_AIM OF THE TASK_
Copy each line in the data below that contains the word "step".

_SOURCE DATA_

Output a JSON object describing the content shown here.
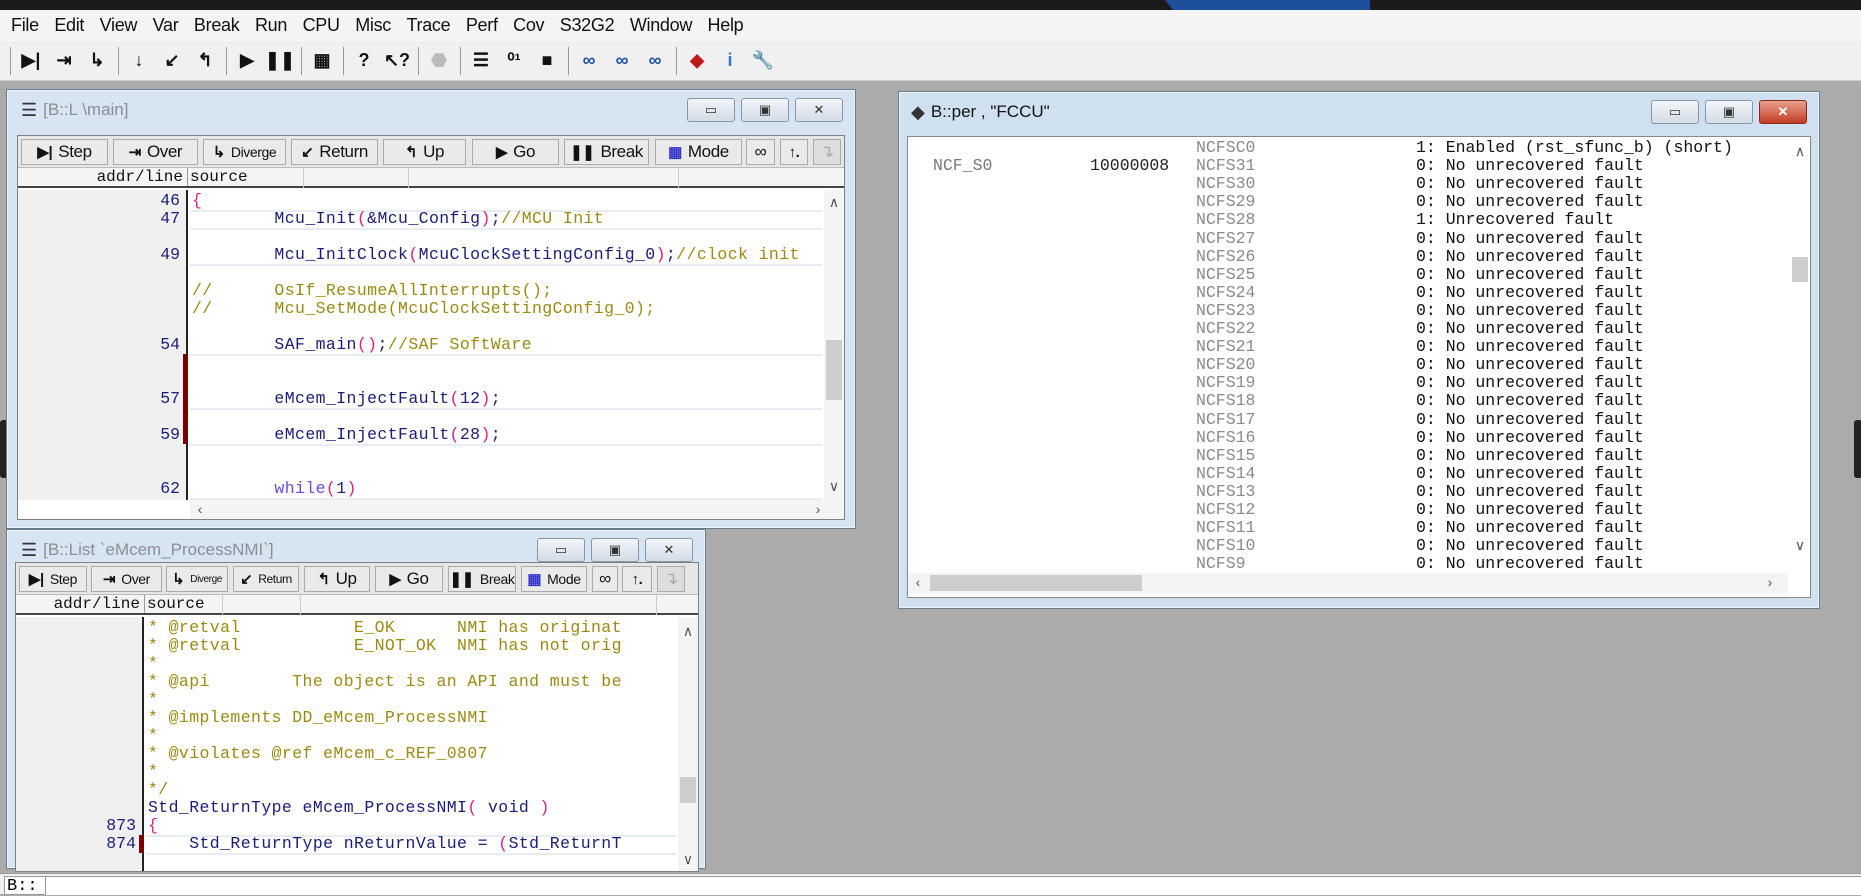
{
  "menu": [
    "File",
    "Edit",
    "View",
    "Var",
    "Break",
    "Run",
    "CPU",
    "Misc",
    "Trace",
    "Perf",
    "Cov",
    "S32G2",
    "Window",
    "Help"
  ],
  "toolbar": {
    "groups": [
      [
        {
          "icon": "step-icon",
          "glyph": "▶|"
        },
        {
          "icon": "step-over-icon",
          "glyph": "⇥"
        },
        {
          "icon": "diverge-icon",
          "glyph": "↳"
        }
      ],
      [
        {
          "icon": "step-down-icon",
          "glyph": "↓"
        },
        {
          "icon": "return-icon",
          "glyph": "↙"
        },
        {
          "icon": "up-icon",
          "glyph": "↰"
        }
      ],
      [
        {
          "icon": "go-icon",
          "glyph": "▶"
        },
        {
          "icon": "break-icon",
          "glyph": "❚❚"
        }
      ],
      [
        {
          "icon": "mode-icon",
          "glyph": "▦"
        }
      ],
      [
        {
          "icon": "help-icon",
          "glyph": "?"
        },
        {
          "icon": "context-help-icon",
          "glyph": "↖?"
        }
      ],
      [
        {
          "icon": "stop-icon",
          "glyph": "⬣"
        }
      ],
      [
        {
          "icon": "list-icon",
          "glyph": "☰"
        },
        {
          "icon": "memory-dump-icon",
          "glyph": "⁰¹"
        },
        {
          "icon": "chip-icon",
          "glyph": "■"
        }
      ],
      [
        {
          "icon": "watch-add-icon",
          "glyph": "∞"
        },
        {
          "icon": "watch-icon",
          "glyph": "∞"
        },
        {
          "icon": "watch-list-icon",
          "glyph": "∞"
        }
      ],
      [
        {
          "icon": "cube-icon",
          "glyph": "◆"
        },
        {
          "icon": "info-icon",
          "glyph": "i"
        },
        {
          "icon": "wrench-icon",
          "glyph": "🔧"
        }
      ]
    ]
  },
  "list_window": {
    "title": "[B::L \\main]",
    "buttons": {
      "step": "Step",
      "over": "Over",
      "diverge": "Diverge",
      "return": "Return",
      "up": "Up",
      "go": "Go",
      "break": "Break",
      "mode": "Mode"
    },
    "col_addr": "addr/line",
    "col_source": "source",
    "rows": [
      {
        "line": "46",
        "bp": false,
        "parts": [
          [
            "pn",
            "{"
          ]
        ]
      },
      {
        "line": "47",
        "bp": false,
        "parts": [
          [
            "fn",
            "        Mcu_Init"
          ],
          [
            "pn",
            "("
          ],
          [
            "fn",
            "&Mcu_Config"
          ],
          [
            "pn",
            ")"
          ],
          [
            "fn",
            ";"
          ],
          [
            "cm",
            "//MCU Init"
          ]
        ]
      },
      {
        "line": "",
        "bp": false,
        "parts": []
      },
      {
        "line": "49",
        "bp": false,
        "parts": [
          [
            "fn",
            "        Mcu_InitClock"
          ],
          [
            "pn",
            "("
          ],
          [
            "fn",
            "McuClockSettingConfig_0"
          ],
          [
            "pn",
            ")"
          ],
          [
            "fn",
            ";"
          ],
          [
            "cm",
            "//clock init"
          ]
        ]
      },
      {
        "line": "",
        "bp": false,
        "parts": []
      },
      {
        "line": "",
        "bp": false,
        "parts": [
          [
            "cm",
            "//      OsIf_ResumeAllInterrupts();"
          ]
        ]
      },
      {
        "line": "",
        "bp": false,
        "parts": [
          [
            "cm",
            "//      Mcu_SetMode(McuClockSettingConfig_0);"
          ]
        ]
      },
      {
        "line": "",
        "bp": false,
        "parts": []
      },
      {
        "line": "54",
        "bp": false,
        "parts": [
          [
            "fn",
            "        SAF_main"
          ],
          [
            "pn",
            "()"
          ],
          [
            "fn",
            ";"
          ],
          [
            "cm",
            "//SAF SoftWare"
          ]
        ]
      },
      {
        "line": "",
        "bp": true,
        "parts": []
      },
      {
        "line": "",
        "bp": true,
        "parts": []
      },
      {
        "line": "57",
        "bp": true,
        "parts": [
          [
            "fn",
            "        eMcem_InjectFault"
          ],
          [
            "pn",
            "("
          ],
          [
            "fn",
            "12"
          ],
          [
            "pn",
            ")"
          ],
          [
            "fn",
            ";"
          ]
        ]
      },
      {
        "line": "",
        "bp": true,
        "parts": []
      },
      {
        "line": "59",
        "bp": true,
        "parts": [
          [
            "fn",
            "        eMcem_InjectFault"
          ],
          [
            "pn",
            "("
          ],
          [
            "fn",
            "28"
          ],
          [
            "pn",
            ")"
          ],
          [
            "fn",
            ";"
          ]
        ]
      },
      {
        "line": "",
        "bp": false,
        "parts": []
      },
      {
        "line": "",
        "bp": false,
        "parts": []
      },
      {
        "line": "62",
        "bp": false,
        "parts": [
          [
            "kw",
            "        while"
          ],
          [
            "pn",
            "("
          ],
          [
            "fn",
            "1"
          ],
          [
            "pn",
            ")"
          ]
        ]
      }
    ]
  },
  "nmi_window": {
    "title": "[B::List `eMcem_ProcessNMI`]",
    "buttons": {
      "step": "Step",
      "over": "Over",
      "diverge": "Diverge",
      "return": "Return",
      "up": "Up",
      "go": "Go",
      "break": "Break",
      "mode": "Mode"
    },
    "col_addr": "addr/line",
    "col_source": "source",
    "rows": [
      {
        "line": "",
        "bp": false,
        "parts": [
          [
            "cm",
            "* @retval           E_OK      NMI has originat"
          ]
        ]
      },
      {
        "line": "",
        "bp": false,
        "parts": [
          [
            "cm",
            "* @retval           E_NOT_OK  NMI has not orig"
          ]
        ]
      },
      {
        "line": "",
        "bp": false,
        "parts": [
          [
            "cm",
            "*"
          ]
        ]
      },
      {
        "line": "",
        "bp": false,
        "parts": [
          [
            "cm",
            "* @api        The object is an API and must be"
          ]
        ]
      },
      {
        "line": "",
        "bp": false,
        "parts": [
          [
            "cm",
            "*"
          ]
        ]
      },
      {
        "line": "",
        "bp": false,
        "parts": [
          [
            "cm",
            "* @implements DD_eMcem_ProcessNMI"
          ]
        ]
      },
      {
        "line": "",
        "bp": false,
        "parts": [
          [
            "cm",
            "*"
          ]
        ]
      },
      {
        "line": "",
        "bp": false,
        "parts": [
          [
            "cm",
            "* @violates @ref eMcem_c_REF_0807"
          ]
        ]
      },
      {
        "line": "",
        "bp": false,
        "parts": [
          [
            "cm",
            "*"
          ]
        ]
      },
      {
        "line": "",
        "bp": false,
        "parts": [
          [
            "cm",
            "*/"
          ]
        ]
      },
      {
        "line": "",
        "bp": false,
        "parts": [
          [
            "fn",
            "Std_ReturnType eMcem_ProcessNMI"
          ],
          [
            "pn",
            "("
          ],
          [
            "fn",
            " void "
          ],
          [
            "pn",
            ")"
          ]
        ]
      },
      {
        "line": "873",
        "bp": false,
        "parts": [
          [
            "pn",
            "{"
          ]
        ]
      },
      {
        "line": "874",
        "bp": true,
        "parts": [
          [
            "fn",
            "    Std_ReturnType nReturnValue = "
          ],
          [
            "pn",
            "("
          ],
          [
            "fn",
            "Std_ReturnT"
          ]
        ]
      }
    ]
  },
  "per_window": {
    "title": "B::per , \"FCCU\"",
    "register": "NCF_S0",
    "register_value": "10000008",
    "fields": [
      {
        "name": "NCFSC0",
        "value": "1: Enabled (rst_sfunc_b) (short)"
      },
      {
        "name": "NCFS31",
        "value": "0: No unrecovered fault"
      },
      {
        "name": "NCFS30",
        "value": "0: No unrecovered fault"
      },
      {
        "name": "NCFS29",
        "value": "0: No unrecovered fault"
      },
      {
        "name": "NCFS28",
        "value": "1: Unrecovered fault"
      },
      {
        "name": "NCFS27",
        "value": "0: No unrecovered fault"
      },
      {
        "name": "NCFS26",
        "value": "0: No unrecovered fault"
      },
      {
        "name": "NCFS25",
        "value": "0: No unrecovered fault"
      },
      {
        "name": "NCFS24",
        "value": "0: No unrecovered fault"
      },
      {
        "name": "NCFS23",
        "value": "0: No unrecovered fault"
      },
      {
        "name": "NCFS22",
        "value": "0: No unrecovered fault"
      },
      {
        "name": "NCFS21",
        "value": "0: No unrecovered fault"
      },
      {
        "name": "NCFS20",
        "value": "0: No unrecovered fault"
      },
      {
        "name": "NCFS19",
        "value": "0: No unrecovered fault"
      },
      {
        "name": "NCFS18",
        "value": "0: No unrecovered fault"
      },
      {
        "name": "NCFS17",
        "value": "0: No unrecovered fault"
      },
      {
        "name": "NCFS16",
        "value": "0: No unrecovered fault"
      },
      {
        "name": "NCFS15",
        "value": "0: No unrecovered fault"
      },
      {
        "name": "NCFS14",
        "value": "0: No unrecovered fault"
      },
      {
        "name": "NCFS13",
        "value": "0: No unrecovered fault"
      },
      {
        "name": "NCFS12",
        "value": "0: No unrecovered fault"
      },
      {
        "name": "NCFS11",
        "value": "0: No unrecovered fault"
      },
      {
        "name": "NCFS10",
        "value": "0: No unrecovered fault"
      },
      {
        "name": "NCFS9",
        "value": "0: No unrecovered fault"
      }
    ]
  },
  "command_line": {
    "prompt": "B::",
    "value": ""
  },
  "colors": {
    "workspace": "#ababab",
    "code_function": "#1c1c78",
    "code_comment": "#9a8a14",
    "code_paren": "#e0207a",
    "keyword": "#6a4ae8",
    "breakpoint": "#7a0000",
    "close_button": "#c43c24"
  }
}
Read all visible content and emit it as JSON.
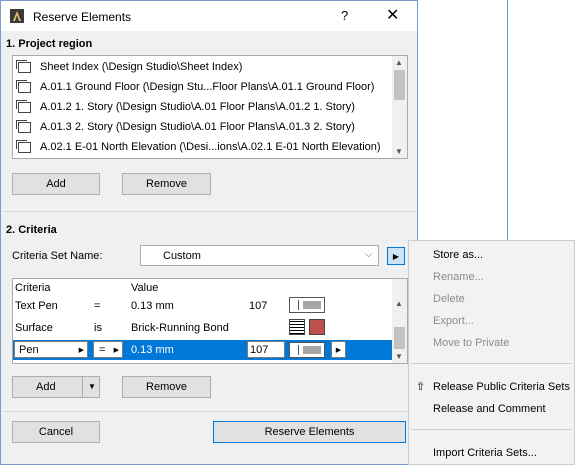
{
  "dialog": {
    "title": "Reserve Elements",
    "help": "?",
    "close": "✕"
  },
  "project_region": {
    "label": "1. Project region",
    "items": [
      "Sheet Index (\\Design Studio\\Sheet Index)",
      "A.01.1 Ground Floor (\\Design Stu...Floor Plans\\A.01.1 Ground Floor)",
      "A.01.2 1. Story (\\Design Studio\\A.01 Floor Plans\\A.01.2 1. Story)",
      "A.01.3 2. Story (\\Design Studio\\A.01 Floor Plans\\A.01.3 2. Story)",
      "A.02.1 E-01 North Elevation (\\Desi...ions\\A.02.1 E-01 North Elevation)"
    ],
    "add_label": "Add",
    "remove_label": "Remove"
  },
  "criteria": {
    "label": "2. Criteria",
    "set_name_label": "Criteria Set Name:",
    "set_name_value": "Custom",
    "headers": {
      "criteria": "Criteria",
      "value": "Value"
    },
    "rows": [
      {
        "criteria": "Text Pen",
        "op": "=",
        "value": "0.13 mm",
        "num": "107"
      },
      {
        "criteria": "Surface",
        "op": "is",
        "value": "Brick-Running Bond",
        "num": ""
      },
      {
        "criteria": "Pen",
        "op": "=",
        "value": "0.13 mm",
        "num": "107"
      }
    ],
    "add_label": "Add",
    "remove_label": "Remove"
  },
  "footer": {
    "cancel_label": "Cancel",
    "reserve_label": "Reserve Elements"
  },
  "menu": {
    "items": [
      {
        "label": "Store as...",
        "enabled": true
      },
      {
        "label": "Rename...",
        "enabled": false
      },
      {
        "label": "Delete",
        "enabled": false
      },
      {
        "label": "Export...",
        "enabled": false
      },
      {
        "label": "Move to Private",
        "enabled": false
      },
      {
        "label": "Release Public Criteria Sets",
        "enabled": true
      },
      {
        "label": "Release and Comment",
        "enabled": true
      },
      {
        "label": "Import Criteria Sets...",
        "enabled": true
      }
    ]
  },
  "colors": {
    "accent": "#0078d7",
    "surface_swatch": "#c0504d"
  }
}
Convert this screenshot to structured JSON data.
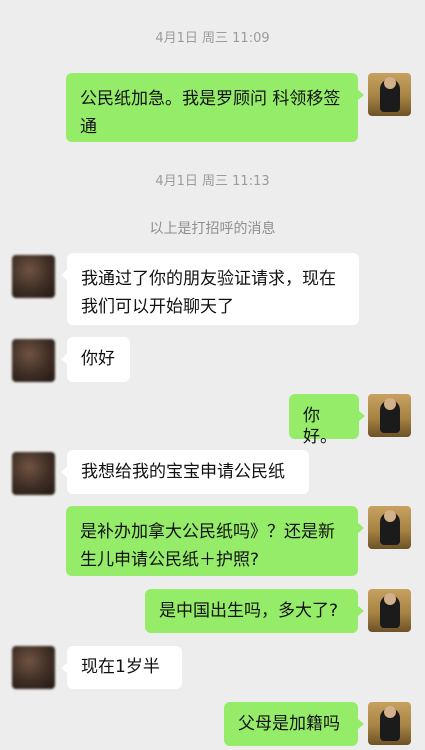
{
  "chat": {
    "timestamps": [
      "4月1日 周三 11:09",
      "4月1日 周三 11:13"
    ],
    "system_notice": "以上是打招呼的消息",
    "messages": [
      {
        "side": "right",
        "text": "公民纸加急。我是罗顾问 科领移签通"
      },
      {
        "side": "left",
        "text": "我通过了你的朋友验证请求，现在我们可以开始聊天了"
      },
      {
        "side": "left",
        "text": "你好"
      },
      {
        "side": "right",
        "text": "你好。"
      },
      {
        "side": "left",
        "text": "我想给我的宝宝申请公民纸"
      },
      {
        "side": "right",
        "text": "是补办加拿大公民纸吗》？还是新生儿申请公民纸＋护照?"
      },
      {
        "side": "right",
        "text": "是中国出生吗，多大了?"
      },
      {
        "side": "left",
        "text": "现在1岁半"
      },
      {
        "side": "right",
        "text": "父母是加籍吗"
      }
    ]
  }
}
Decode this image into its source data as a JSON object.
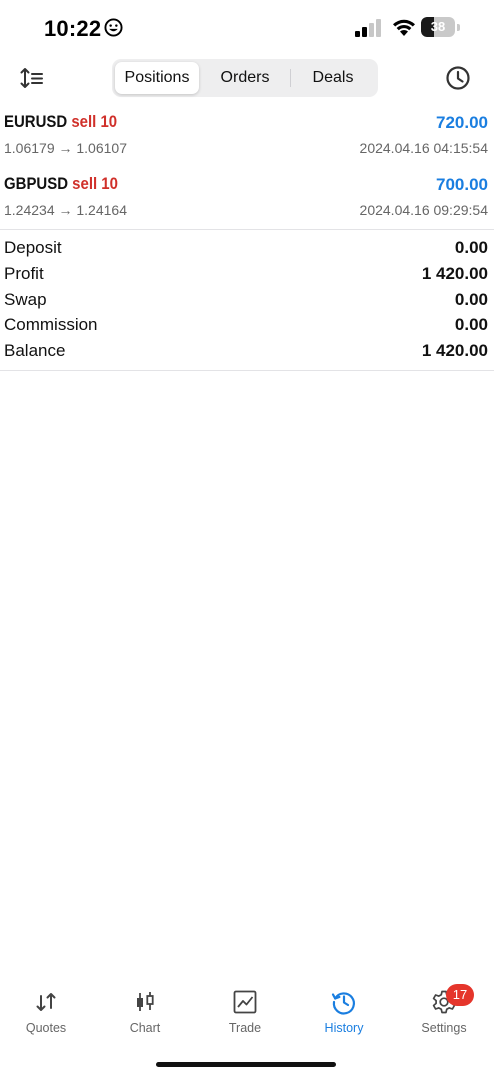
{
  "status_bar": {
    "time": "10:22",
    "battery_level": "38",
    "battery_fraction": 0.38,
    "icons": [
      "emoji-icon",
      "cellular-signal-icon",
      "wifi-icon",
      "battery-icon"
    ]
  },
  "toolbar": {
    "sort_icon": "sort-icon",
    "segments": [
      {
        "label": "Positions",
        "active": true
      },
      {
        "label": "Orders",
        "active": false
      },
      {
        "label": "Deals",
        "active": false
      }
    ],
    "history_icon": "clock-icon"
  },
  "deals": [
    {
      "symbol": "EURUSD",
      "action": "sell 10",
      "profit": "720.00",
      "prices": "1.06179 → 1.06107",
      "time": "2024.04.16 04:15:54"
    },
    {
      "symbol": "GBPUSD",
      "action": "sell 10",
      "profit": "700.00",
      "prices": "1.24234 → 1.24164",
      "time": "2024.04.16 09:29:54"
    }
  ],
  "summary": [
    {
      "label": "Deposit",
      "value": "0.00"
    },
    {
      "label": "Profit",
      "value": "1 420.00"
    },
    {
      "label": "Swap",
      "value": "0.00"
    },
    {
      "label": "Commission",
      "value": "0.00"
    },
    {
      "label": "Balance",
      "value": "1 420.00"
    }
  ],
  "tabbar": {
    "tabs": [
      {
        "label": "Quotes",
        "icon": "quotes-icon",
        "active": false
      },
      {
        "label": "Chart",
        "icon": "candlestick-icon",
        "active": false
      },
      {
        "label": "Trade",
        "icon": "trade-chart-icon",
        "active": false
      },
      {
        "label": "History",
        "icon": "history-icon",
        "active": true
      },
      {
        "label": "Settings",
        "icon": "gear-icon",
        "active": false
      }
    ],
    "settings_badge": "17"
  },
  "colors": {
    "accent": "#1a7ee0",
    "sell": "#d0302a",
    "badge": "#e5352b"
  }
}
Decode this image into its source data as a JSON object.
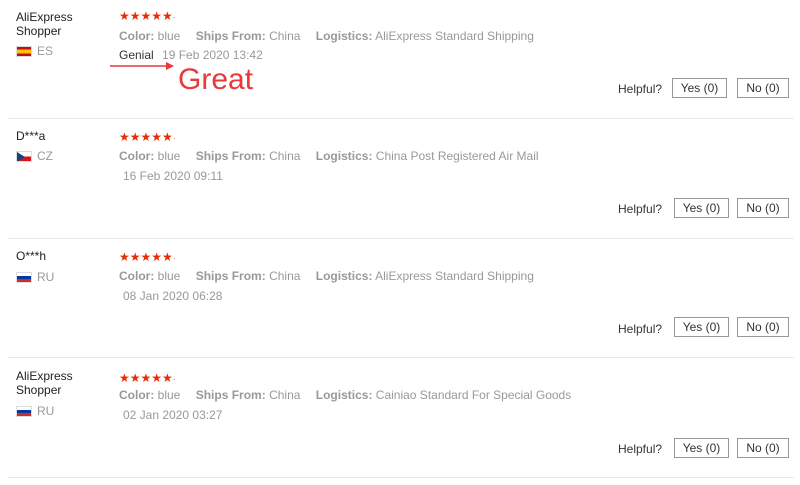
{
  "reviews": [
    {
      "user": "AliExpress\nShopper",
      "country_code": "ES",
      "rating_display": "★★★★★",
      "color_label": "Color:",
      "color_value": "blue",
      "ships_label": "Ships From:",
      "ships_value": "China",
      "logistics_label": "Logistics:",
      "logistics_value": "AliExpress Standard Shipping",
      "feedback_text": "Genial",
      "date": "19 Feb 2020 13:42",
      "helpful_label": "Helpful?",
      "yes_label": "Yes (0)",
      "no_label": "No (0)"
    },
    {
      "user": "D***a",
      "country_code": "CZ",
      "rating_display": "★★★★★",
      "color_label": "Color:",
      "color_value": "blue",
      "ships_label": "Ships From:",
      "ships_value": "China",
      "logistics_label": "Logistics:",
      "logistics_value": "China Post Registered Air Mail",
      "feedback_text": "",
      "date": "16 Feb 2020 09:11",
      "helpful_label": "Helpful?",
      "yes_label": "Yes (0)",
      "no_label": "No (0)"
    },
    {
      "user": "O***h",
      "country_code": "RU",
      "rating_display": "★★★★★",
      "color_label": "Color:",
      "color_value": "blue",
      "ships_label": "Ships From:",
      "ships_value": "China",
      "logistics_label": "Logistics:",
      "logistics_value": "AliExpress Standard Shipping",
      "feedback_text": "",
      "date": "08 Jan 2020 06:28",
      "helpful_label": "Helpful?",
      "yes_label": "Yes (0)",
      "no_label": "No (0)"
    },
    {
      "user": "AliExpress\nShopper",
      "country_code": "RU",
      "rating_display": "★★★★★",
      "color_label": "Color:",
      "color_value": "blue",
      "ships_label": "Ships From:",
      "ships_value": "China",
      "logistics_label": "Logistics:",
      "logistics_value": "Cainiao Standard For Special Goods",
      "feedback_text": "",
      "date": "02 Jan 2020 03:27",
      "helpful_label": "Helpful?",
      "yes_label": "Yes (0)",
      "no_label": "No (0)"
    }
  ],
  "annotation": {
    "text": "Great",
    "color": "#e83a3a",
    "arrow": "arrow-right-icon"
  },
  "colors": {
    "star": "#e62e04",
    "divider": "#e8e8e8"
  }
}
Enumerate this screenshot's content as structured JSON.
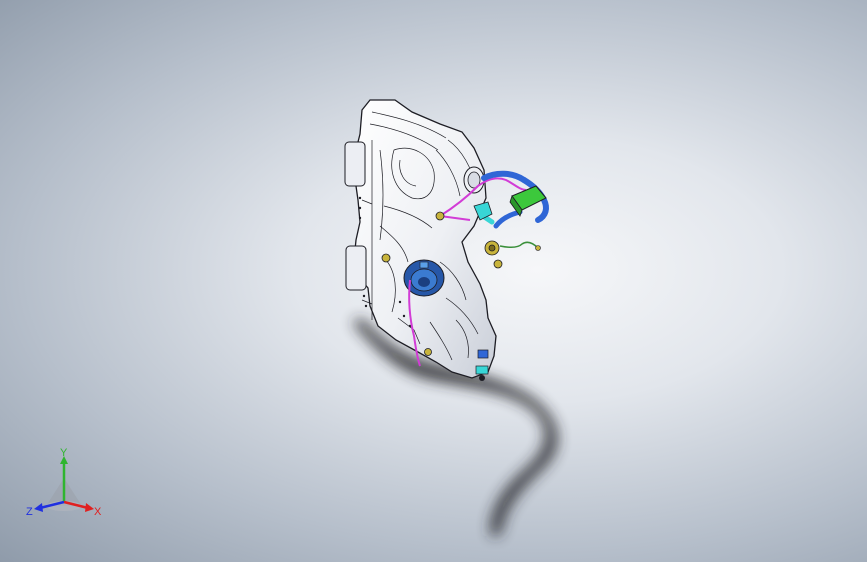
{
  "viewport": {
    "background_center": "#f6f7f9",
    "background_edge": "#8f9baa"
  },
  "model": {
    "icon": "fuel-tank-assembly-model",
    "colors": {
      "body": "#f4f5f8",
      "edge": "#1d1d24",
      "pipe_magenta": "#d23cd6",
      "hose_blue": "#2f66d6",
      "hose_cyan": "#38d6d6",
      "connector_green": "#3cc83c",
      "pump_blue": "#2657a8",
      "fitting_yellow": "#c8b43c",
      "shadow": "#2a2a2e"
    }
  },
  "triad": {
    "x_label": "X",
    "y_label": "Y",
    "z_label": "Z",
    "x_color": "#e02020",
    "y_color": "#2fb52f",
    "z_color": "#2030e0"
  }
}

_COMPLETED TASK_
          "icon": "step-icon",
          "icon": "step-over-icon",
          "icon": "step-down-icon",
      "step": "Step",
      "step": "Step",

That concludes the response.